We got some good footage yesterday, so keep an eye peeled for it.

As for the picture of the car, well, that’s what 3gun looks like. It’s a gear intensive sport, but at least it’s cooler than golf.

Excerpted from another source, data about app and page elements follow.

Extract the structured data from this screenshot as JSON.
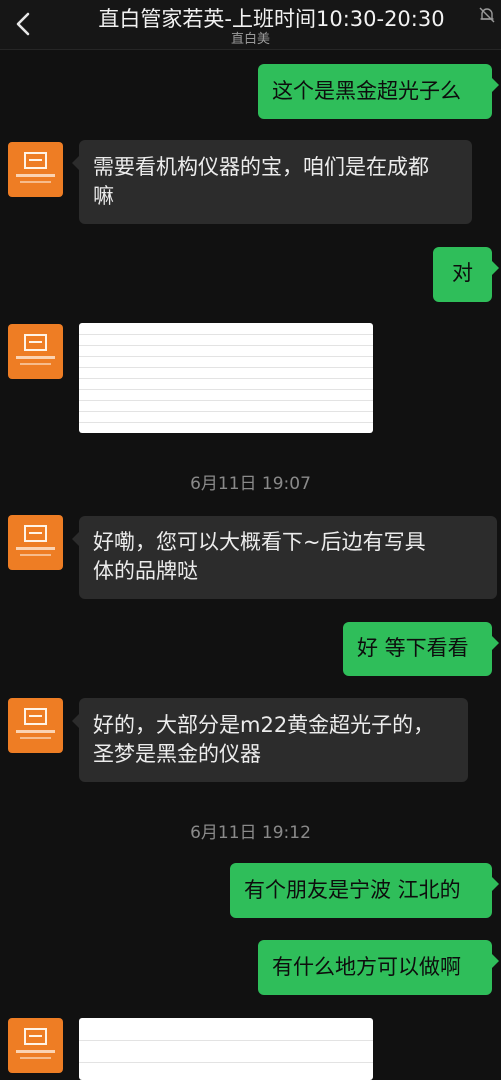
{
  "header": {
    "title": "直白管家若英-上班时间10:30-20:30",
    "subtitle": "直白美"
  },
  "icons": {
    "back": "chevron-left-icon",
    "mute": "bell-off-icon",
    "avatar": "brand-logo-avatar"
  },
  "colors": {
    "outgoing_bubble": "#2fbe5a",
    "incoming_bubble": "#2c2c2c",
    "avatar_bg": "#ee7d24",
    "background": "#111111"
  },
  "messages": {
    "m1": {
      "direction": "out",
      "text": "这个是黑金超光子么"
    },
    "m2": {
      "direction": "in",
      "line1": "需要看机构仪器的宝，咱们是在成都",
      "line2": "嘛"
    },
    "m3": {
      "direction": "out",
      "text": "对"
    },
    "m4": {
      "direction": "in",
      "type": "image"
    },
    "t1": {
      "type": "time",
      "text": "6月11日 19:07"
    },
    "m5": {
      "direction": "in",
      "line1": "好嘞，您可以大概看下~后边有写具",
      "line2": "体的品牌哒"
    },
    "m6": {
      "direction": "out",
      "text": "好 等下看看"
    },
    "m7": {
      "direction": "in",
      "line1": "好的，大部分是m22黄金超光子的，",
      "line2": "圣梦是黑金的仪器"
    },
    "t2": {
      "type": "time",
      "text": "6月11日 19:12"
    },
    "m8": {
      "direction": "out",
      "text": "有个朋友是宁波 江北的"
    },
    "m9": {
      "direction": "out",
      "text": "有什么地方可以做啊"
    },
    "m10": {
      "direction": "in",
      "type": "image"
    }
  }
}
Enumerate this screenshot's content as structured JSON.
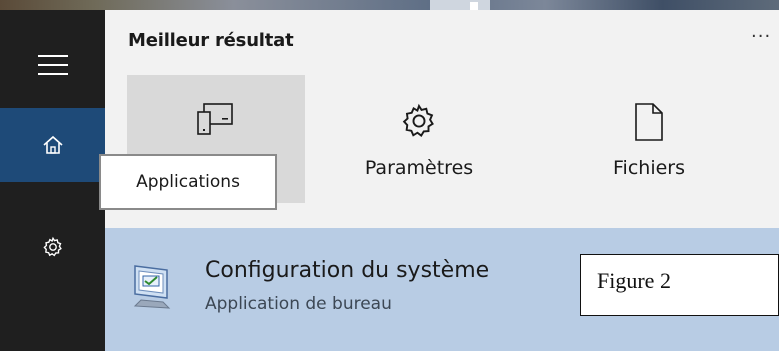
{
  "panel": {
    "section_title": "Meilleur résultat",
    "more_label": "···"
  },
  "rail": {
    "items": [
      {
        "icon": "hamburger-menu-icon"
      },
      {
        "icon": "home-icon"
      },
      {
        "icon": "gear-icon"
      }
    ]
  },
  "categories": [
    {
      "label": "Applications",
      "icon": "apps-device-icon"
    },
    {
      "label": "Paramètres",
      "icon": "gear-icon"
    },
    {
      "label": "Fichiers",
      "icon": "document-icon"
    }
  ],
  "tooltip": {
    "text": "Applications"
  },
  "result": {
    "title": "Configuration du système",
    "subtitle": "Application de bureau",
    "icon": "system-configuration-icon"
  },
  "figure_label": "Figure 2",
  "colors": {
    "rail_bg": "#1f1f1f",
    "rail_active": "#1e4a78",
    "panel_bg": "#f2f2f2",
    "selected_category": "#d9d9d9",
    "result_highlight": "#b8cce4"
  }
}
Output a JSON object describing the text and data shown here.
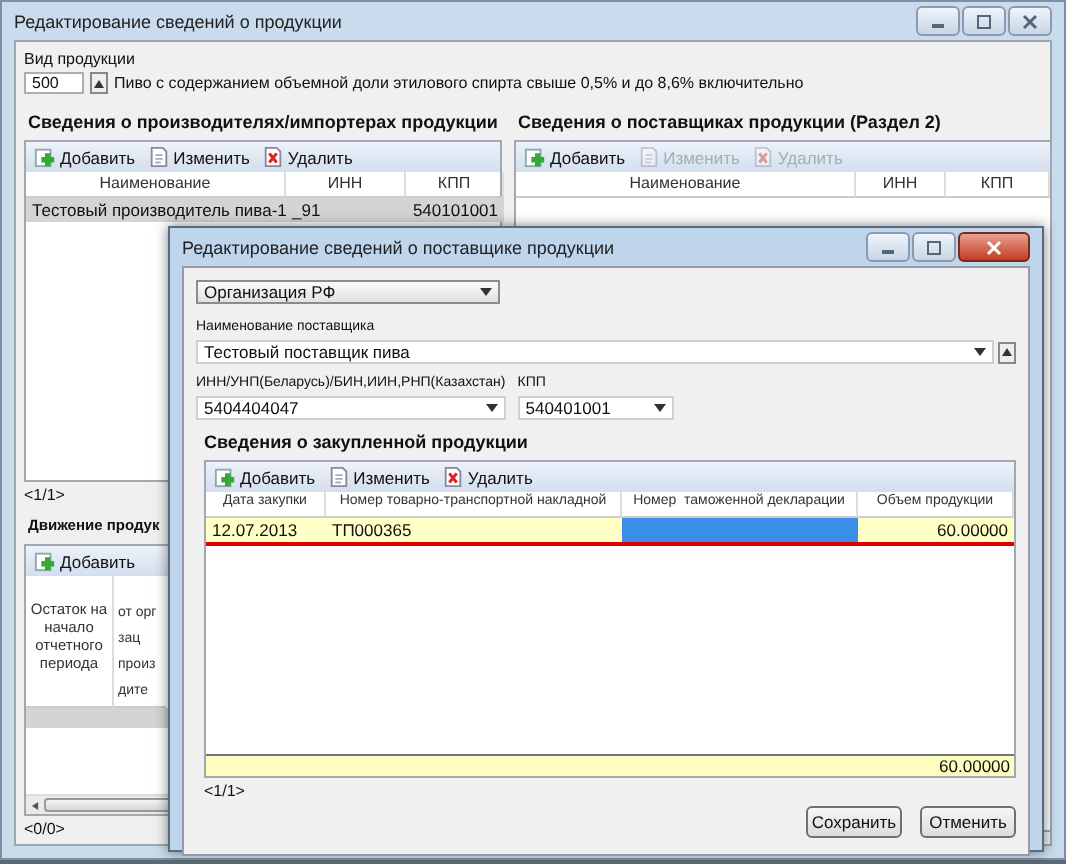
{
  "window": {
    "title": "Редактирование сведений о продукции"
  },
  "product_type": {
    "label": "Вид продукции",
    "code": "500",
    "description": "Пиво с содержанием объемной доли этилового спирта свыше 0,5% и до 8,6% включительно"
  },
  "producers": {
    "title": "Сведения о производителях/импортерах продукции",
    "toolbar": [
      {
        "kind": "add",
        "label": "Добавить",
        "disabled": false
      },
      {
        "kind": "edit",
        "label": "Изменить",
        "disabled": false
      },
      {
        "kind": "delete",
        "label": "Удалить",
        "disabled": false
      }
    ],
    "columns": [
      "Наименование",
      "ИНН",
      "КПП"
    ],
    "rows": [
      {
        "cells": [
          "Тестовый производитель пива-1",
          "_91",
          "540101001"
        ],
        "selected": true
      }
    ],
    "pager": "<1/1>"
  },
  "suppliers": {
    "title": "Сведения о поставщиках продукции (Раздел 2)",
    "toolbar": [
      {
        "kind": "add",
        "label": "Добавить",
        "disabled": false
      },
      {
        "kind": "edit",
        "label": "Изменить",
        "disabled": true
      },
      {
        "kind": "delete",
        "label": "Удалить",
        "disabled": true
      }
    ],
    "columns": [
      "Наименование",
      "ИНН",
      "КПП"
    ]
  },
  "movement": {
    "title": "Движение продук",
    "toolbar": [
      {
        "kind": "add",
        "label": "Добавить",
        "disabled": false
      }
    ],
    "columns": [
      "Остаток на начало отчетного периода",
      "от орг\nзац\nпроиз\nдите"
    ],
    "pager": "<0/0>"
  },
  "dialog": {
    "title": "Редактирование сведений о поставщике продукции",
    "org_type": "Организация РФ",
    "supplier_name": {
      "label": "Наименование поставщика",
      "value": "Тестовый поставщик пива"
    },
    "inn": {
      "label": "ИНН/УНП(Беларусь)/БИН,ИИН,РНП(Казахстан)",
      "value": "5404404047"
    },
    "kpp": {
      "label": "КПП",
      "value": "540401001"
    },
    "purchases": {
      "title": "Сведения о закупленной продукции",
      "toolbar": [
        {
          "kind": "add",
          "label": "Добавить",
          "disabled": false
        },
        {
          "kind": "edit",
          "label": "Изменить",
          "disabled": false
        },
        {
          "kind": "delete",
          "label": "Удалить",
          "disabled": false
        }
      ],
      "columns": [
        "Дата закупки",
        "Номер товарно-транспортной накладной",
        "Номер  таможенной декларации",
        "Объем продукции"
      ],
      "rows": [
        {
          "selected": true,
          "cells": [
            {
              "text": "12.07.2013"
            },
            {
              "text": "ТП000365"
            },
            {
              "focused": true
            },
            {
              "text": "60.00000"
            }
          ]
        }
      ],
      "total": "60.00000",
      "pager": "<1/1>"
    },
    "buttons": [
      "Сохранить",
      "Отменить"
    ]
  }
}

Also, if you find yourself in Raton, NM and in need of a breakfast sandwich and cup of coffee, I have to yet again recommend the Enchanted Grounds Coffee House.